Print every line below. Match each one exactly.

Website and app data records
>>>

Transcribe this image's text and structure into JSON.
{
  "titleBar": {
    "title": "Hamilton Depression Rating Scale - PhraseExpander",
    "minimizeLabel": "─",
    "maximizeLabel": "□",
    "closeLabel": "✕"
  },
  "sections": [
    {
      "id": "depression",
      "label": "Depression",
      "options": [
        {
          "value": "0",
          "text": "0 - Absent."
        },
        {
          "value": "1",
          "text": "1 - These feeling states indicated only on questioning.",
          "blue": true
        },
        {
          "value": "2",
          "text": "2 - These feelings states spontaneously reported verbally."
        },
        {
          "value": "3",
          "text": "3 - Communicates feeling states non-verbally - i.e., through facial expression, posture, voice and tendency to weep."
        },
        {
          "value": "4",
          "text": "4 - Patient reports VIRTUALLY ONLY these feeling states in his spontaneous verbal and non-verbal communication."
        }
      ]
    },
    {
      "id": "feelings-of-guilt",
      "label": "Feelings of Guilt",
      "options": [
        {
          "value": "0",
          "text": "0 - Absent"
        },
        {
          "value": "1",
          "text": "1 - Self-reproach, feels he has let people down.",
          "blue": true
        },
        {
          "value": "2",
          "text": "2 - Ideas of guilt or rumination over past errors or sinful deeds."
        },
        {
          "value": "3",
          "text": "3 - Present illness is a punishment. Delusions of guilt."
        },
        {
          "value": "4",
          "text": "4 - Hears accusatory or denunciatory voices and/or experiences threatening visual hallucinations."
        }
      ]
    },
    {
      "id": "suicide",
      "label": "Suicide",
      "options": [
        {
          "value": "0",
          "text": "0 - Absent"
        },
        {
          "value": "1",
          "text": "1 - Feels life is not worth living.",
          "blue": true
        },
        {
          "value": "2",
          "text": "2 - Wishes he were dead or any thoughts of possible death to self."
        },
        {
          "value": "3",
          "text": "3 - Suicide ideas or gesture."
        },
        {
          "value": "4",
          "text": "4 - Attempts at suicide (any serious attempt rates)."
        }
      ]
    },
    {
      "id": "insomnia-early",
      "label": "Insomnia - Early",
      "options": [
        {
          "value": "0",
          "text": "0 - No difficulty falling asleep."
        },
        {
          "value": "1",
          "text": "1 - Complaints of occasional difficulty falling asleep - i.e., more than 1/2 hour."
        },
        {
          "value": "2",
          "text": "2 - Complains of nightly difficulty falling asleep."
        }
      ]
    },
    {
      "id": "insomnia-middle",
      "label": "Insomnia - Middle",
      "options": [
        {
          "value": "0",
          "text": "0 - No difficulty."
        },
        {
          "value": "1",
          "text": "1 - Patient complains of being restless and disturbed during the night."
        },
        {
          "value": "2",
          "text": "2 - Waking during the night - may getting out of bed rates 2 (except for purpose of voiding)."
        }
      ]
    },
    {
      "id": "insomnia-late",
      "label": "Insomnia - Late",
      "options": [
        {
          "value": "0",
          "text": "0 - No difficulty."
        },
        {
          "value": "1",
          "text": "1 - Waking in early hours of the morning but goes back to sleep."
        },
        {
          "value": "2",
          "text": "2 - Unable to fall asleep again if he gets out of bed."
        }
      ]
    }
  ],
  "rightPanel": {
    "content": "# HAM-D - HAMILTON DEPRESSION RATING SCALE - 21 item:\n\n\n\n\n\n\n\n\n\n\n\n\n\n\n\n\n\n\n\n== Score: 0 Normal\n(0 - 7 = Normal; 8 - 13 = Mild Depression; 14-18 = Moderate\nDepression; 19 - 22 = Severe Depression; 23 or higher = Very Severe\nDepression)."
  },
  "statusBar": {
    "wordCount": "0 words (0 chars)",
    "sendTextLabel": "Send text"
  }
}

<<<

[SOLUTION TO THE PROBLEM]:
Transcribe this image's text and structure into JSON.
{
  "titleBar": {
    "title": "Hamilton Depression Rating Scale - PhraseExpander",
    "minimizeLabel": "─",
    "maximizeLabel": "□",
    "closeLabel": "✕"
  },
  "sections": [
    {
      "id": "depression",
      "label": "Depression",
      "options": [
        {
          "value": "0",
          "text": "0 - Absent."
        },
        {
          "value": "1",
          "text": "1 - These feeling states indicated only on questioning.",
          "blue": true
        },
        {
          "value": "2",
          "text": "2 - These feelings states spontaneously reported verbally."
        },
        {
          "value": "3",
          "text": "3 - Communicates feeling states non-verbally - i.e., through facial expression, posture, voice and tendency to weep."
        },
        {
          "value": "4",
          "text": "4 - Patient reports VIRTUALLY ONLY these feeling states in his spontaneous verbal and non-verbal communication."
        }
      ]
    },
    {
      "id": "feelings-of-guilt",
      "label": "Feelings of Guilt",
      "options": [
        {
          "value": "0",
          "text": "0 - Absent"
        },
        {
          "value": "1",
          "text": "1 - Self-reproach, feels he has let people down.",
          "blue": true
        },
        {
          "value": "2",
          "text": "2 - Ideas of guilt or rumination over past errors or sinful deeds."
        },
        {
          "value": "3",
          "text": "3 - Present illness is a punishment. Delusions of guilt."
        },
        {
          "value": "4",
          "text": "4 - Hears accusatory or denunciatory voices and/or experiences threatening visual hallucinations."
        }
      ]
    },
    {
      "id": "suicide",
      "label": "Suicide",
      "options": [
        {
          "value": "0",
          "text": "0 - Absent"
        },
        {
          "value": "1",
          "text": "1 - Feels life is not worth living.",
          "blue": true
        },
        {
          "value": "2",
          "text": "2 - Wishes he were dead or any thoughts of possible death to self."
        },
        {
          "value": "3",
          "text": "3 - Suicide ideas or gesture."
        },
        {
          "value": "4",
          "text": "4 - Attempts at suicide (any serious attempt rates)."
        }
      ]
    },
    {
      "id": "insomnia-early",
      "label": "Insomnia - Early",
      "options": [
        {
          "value": "0",
          "text": "0 - No difficulty falling asleep."
        },
        {
          "value": "1",
          "text": "1 - Complaints of occasional difficulty falling asleep - i.e., more than 1/2 hour."
        },
        {
          "value": "2",
          "text": "2 - Complains of nightly difficulty falling asleep."
        }
      ]
    },
    {
      "id": "insomnia-middle",
      "label": "Insomnia - Middle",
      "options": [
        {
          "value": "0",
          "text": "0 - No difficulty."
        },
        {
          "value": "1",
          "text": "1 - Patient complains of being restless and disturbed during the night."
        },
        {
          "value": "2",
          "text": "2 - Waking during the night - may getting out of bed rates 2 (except for purpose of voiding)."
        }
      ]
    },
    {
      "id": "insomnia-late",
      "label": "Insomnia - Late",
      "options": [
        {
          "value": "0",
          "text": "0 - No difficulty."
        },
        {
          "value": "1",
          "text": "1 - Waking in early hours of the morning but goes back to sleep."
        },
        {
          "value": "2",
          "text": "2 - Unable to fall asleep again if he gets out of bed."
        }
      ]
    }
  ],
  "rightPanel": {
    "content": "# HAM-D - HAMILTON DEPRESSION RATING SCALE - 21 item:\n\n\n\n\n\n\n\n\n\n\n\n\n\n\n\n\n\n\n\n== Score: 0 Normal\n(0 - 7 = Normal; 8 - 13 = Mild Depression; 14-18 = Moderate\nDepression; 19 - 22 = Severe Depression; 23 or higher = Very Severe\nDepression)."
  },
  "statusBar": {
    "wordCount": "0 words (0 chars)",
    "sendTextLabel": "Send text"
  }
}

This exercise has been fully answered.